Gaslight is based on a play (Gas Light, or Angel Street), and had already been made into a movie four years earlier. Under the terms of the agreement, the producers ordered the destruction of all prints of the previous film. They failed to get them all, and the 1940 version has lapsed into the public domain. I saw it next.

Gas lights, that is, the lighting mechanism where natural gas was piped into houses for lighting purposes, certainly plays a large role in the story. Not only do they pepper the screen with shots of men lighting them, they even play into the story. Our protagonist becomes convinced that someone else is in the house because the lights dim, as if someone lit one elsewhere. They also add great ambiance and all gothic horror movies should have had them rather than foolish candelabras and sometimes even electric lights, totally ruining the mood. Had they not been expensive, and occasionally suffocate people, burn down houses, and even blow them up, they'd be a great addition to any home! Act now, supplies are limited!

I learned a few things from watching this movie. First, that I am actually capable of saying the words "Angela Lansbury was hot". What a naughty bit of crumpet, she was! At 17 she quit her job in a local shop and launched her movie career. Secondly, and more importantly, I learned that I apparently have absolutely no friggin' clue what film-noir is. I'm classifying this sucker as a mystery (although not a terribly mysterious one). Melodrama, sure. Entertaining and well made movie, you bet! Film-noir? Doesn't smell like it to me. There is a detective and an element of claustrophobia, but hard boiled, pessimistic, and minimalist? It's set in the fashionable district of Victorian/Edwardian London. You know, the stuff dreams are made of. AMRU 4.

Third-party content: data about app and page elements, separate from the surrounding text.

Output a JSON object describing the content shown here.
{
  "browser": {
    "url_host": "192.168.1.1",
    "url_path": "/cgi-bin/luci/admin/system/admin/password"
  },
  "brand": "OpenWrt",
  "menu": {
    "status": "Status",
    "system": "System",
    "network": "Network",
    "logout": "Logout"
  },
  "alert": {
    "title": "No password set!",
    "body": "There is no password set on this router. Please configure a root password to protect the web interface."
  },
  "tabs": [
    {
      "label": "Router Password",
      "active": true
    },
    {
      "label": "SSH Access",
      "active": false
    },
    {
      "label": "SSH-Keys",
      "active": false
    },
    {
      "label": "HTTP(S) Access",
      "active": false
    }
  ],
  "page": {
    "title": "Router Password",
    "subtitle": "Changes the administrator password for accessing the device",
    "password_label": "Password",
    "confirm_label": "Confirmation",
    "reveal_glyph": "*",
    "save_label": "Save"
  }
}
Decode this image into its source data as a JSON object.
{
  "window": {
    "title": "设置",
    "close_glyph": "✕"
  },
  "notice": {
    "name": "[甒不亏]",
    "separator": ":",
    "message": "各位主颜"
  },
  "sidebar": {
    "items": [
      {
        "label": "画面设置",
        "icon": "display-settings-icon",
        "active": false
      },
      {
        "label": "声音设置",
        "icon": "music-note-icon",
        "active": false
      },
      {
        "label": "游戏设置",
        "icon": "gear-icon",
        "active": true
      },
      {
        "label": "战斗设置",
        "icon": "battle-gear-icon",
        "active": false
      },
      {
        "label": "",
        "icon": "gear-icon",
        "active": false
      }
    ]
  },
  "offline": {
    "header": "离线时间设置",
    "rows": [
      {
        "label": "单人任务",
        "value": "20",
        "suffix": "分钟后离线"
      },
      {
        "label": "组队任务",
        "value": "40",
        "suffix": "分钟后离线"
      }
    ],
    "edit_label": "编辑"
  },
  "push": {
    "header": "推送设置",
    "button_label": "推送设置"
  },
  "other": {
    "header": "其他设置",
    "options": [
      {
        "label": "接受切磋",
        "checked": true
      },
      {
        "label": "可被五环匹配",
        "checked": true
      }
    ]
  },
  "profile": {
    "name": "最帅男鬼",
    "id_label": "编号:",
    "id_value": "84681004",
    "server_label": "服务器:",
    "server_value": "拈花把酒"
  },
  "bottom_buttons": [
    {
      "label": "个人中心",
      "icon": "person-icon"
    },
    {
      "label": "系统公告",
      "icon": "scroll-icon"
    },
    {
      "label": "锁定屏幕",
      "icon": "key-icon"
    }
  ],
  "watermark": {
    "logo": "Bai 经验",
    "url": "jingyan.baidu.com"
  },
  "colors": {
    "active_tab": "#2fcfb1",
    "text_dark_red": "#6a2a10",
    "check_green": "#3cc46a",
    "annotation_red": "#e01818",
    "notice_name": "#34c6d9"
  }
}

"I knew from the first moment I saw you that you were dangerous to me."
"I knew from the first moment I saw you that you were dangerous to her."